Return the listing word for word, as given.

[Opening INPUT section]

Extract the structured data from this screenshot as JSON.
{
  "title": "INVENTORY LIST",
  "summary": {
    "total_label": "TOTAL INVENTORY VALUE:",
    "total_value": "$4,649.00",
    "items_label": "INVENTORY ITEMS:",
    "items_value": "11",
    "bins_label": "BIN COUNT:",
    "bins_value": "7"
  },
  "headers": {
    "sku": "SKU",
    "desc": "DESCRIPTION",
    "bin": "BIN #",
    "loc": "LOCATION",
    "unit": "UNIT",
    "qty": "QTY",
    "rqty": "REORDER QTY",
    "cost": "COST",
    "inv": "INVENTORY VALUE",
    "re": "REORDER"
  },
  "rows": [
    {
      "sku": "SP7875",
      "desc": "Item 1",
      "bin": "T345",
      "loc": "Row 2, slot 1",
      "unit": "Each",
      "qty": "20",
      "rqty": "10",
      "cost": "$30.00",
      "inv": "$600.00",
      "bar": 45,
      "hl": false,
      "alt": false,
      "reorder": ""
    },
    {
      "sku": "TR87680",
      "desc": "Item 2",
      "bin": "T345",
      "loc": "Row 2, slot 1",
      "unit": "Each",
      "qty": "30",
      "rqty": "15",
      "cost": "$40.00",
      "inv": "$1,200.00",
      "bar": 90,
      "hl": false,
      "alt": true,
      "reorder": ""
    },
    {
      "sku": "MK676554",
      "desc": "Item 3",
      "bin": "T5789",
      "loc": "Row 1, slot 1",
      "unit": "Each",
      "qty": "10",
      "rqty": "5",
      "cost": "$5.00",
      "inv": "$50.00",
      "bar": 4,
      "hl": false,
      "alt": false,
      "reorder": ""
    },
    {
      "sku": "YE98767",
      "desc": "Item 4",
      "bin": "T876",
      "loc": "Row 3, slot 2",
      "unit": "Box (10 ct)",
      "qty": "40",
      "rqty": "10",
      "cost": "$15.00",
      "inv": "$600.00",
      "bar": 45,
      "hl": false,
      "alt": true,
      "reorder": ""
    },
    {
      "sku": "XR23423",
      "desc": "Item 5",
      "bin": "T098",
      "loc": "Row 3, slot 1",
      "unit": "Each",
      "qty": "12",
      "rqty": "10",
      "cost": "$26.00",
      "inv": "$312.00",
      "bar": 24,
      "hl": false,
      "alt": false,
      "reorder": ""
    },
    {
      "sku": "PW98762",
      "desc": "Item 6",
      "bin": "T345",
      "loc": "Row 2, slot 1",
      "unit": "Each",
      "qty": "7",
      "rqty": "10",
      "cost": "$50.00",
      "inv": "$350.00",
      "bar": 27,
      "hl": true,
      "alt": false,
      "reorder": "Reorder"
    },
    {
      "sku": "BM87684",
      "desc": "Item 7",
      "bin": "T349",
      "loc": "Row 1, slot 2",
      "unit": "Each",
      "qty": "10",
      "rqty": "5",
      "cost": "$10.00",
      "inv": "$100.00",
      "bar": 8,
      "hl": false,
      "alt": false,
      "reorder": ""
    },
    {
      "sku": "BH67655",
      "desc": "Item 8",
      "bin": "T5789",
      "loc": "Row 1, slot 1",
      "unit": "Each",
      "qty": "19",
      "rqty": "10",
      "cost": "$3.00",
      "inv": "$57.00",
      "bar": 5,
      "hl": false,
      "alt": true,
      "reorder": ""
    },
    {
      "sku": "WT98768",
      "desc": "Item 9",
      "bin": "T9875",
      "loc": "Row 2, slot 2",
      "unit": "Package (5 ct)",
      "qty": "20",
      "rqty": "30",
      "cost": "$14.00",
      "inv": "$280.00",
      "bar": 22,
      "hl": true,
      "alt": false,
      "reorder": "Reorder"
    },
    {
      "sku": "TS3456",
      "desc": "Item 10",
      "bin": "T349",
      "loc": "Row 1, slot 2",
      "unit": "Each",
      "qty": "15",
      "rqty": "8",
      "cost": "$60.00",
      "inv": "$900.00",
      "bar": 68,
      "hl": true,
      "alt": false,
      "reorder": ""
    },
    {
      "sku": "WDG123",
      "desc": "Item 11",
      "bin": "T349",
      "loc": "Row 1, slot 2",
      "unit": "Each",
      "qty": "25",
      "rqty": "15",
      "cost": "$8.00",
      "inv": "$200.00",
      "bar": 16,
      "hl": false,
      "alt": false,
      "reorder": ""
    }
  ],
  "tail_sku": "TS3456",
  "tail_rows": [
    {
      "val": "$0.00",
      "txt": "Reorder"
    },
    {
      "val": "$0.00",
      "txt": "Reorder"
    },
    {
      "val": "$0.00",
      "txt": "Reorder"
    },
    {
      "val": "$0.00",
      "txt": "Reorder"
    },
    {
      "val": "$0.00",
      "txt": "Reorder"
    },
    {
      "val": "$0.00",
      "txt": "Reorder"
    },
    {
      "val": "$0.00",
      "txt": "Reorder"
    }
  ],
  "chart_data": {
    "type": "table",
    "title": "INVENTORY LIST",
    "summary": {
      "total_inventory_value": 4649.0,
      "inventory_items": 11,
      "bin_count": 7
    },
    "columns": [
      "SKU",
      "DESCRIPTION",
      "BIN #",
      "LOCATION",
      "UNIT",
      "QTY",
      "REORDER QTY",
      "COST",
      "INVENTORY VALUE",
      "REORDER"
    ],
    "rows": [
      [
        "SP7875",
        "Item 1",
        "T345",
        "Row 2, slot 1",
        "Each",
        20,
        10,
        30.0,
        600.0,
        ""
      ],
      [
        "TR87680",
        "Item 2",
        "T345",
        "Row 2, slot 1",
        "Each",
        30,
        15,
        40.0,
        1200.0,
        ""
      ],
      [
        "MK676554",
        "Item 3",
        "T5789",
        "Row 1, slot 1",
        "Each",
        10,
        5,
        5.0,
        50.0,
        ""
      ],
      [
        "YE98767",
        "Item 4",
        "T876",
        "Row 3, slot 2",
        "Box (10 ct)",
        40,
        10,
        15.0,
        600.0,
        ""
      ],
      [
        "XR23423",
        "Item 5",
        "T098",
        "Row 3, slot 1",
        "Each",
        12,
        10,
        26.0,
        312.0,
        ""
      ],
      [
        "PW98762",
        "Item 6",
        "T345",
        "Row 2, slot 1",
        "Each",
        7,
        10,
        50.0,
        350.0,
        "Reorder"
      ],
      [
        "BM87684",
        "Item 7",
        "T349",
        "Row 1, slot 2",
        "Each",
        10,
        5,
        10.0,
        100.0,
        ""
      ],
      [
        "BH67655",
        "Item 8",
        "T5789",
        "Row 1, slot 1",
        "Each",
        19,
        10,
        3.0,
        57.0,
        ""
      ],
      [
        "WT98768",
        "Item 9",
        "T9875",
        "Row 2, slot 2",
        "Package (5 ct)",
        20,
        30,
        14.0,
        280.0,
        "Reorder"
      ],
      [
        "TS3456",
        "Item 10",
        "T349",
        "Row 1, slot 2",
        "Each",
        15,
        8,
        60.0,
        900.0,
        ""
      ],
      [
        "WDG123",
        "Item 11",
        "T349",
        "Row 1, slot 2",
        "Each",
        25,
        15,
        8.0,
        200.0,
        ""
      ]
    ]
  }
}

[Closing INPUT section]

WRITTEN RESPONSE ->
Extract the structured data from this screenshot as JSON.
{
  "title": "INVENTORY LIST",
  "summary": {
    "total_label": "TOTAL INVENTORY VALUE:",
    "total_value": "$4,649.00",
    "items_label": "INVENTORY ITEMS:",
    "items_value": "11",
    "bins_label": "BIN COUNT:",
    "bins_value": "7"
  },
  "headers": {
    "sku": "SKU",
    "desc": "DESCRIPTION",
    "bin": "BIN #",
    "loc": "LOCATION",
    "unit": "UNIT",
    "qty": "QTY",
    "rqty": "REORDER QTY",
    "cost": "COST",
    "inv": "INVENTORY VALUE",
    "re": "REORDER"
  },
  "rows": [
    {
      "sku": "SP7875",
      "desc": "Item 1",
      "bin": "T345",
      "loc": "Row 2, slot 1",
      "unit": "Each",
      "qty": "20",
      "rqty": "10",
      "cost": "$30.00",
      "inv": "$600.00",
      "bar": 45,
      "hl": false,
      "alt": false,
      "reorder": ""
    },
    {
      "sku": "TR87680",
      "desc": "Item 2",
      "bin": "T345",
      "loc": "Row 2, slot 1",
      "unit": "Each",
      "qty": "30",
      "rqty": "15",
      "cost": "$40.00",
      "inv": "$1,200.00",
      "bar": 90,
      "hl": false,
      "alt": true,
      "reorder": ""
    },
    {
      "sku": "MK676554",
      "desc": "Item 3",
      "bin": "T5789",
      "loc": "Row 1, slot 1",
      "unit": "Each",
      "qty": "10",
      "rqty": "5",
      "cost": "$5.00",
      "inv": "$50.00",
      "bar": 4,
      "hl": false,
      "alt": false,
      "reorder": ""
    },
    {
      "sku": "YE98767",
      "desc": "Item 4",
      "bin": "T876",
      "loc": "Row 3, slot 2",
      "unit": "Box (10 ct)",
      "qty": "40",
      "rqty": "10",
      "cost": "$15.00",
      "inv": "$600.00",
      "bar": 45,
      "hl": false,
      "alt": true,
      "reorder": ""
    },
    {
      "sku": "XR23423",
      "desc": "Item 5",
      "bin": "T098",
      "loc": "Row 3, slot 1",
      "unit": "Each",
      "qty": "12",
      "rqty": "10",
      "cost": "$26.00",
      "inv": "$312.00",
      "bar": 24,
      "hl": false,
      "alt": false,
      "reorder": ""
    },
    {
      "sku": "PW98762",
      "desc": "Item 6",
      "bin": "T345",
      "loc": "Row 2, slot 1",
      "unit": "Each",
      "qty": "7",
      "rqty": "10",
      "cost": "$50.00",
      "inv": "$350.00",
      "bar": 27,
      "hl": true,
      "alt": false,
      "reorder": "Reorder"
    },
    {
      "sku": "BM87684",
      "desc": "Item 7",
      "bin": "T349",
      "loc": "Row 1, slot 2",
      "unit": "Each",
      "qty": "10",
      "rqty": "5",
      "cost": "$10.00",
      "inv": "$100.00",
      "bar": 8,
      "hl": false,
      "alt": false,
      "reorder": ""
    },
    {
      "sku": "BH67655",
      "desc": "Item 8",
      "bin": "T5789",
      "loc": "Row 1, slot 1",
      "unit": "Each",
      "qty": "19",
      "rqty": "10",
      "cost": "$3.00",
      "inv": "$57.00",
      "bar": 5,
      "hl": false,
      "alt": true,
      "reorder": ""
    },
    {
      "sku": "WT98768",
      "desc": "Item 9",
      "bin": "T9875",
      "loc": "Row 2, slot 2",
      "unit": "Package (5 ct)",
      "qty": "20",
      "rqty": "30",
      "cost": "$14.00",
      "inv": "$280.00",
      "bar": 22,
      "hl": true,
      "alt": false,
      "reorder": "Reorder"
    },
    {
      "sku": "TS3456",
      "desc": "Item 10",
      "bin": "T349",
      "loc": "Row 1, slot 2",
      "unit": "Each",
      "qty": "15",
      "rqty": "8",
      "cost": "$60.00",
      "inv": "$900.00",
      "bar": 68,
      "hl": true,
      "alt": false,
      "reorder": ""
    },
    {
      "sku": "WDG123",
      "desc": "Item 11",
      "bin": "T349",
      "loc": "Row 1, slot 2",
      "unit": "Each",
      "qty": "25",
      "rqty": "15",
      "cost": "$8.00",
      "inv": "$200.00",
      "bar": 16,
      "hl": false,
      "alt": false,
      "reorder": ""
    }
  ],
  "tail_sku": "TS3456",
  "tail_rows": [
    {
      "val": "$0.00",
      "txt": "Reorder"
    },
    {
      "val": "$0.00",
      "txt": "Reorder"
    },
    {
      "val": "$0.00",
      "txt": "Reorder"
    },
    {
      "val": "$0.00",
      "txt": "Reorder"
    },
    {
      "val": "$0.00",
      "txt": "Reorder"
    },
    {
      "val": "$0.00",
      "txt": "Reorder"
    },
    {
      "val": "$0.00",
      "txt": "Reorder"
    }
  ],
  "chart_data": {
    "type": "table",
    "title": "INVENTORY LIST",
    "summary": {
      "total_inventory_value": 4649.0,
      "inventory_items": 11,
      "bin_count": 7
    },
    "columns": [
      "SKU",
      "DESCRIPTION",
      "BIN #",
      "LOCATION",
      "UNIT",
      "QTY",
      "REORDER QTY",
      "COST",
      "INVENTORY VALUE",
      "REORDER"
    ],
    "rows": [
      [
        "SP7875",
        "Item 1",
        "T345",
        "Row 2, slot 1",
        "Each",
        20,
        10,
        30.0,
        600.0,
        ""
      ],
      [
        "TR87680",
        "Item 2",
        "T345",
        "Row 2, slot 1",
        "Each",
        30,
        15,
        40.0,
        1200.0,
        ""
      ],
      [
        "MK676554",
        "Item 3",
        "T5789",
        "Row 1, slot 1",
        "Each",
        10,
        5,
        5.0,
        50.0,
        ""
      ],
      [
        "YE98767",
        "Item 4",
        "T876",
        "Row 3, slot 2",
        "Box (10 ct)",
        40,
        10,
        15.0,
        600.0,
        ""
      ],
      [
        "XR23423",
        "Item 5",
        "T098",
        "Row 3, slot 1",
        "Each",
        12,
        10,
        26.0,
        312.0,
        ""
      ],
      [
        "PW98762",
        "Item 6",
        "T345",
        "Row 2, slot 1",
        "Each",
        7,
        10,
        50.0,
        350.0,
        "Reorder"
      ],
      [
        "BM87684",
        "Item 7",
        "T349",
        "Row 1, slot 2",
        "Each",
        10,
        5,
        10.0,
        100.0,
        ""
      ],
      [
        "BH67655",
        "Item 8",
        "T5789",
        "Row 1, slot 1",
        "Each",
        19,
        10,
        3.0,
        57.0,
        ""
      ],
      [
        "WT98768",
        "Item 9",
        "T9875",
        "Row 2, slot 2",
        "Package (5 ct)",
        20,
        30,
        14.0,
        280.0,
        "Reorder"
      ],
      [
        "TS3456",
        "Item 10",
        "T349",
        "Row 1, slot 2",
        "Each",
        15,
        8,
        60.0,
        900.0,
        ""
      ],
      [
        "WDG123",
        "Item 11",
        "T349",
        "Row 1, slot 2",
        "Each",
        25,
        15,
        8.0,
        200.0,
        ""
      ]
    ]
  }
}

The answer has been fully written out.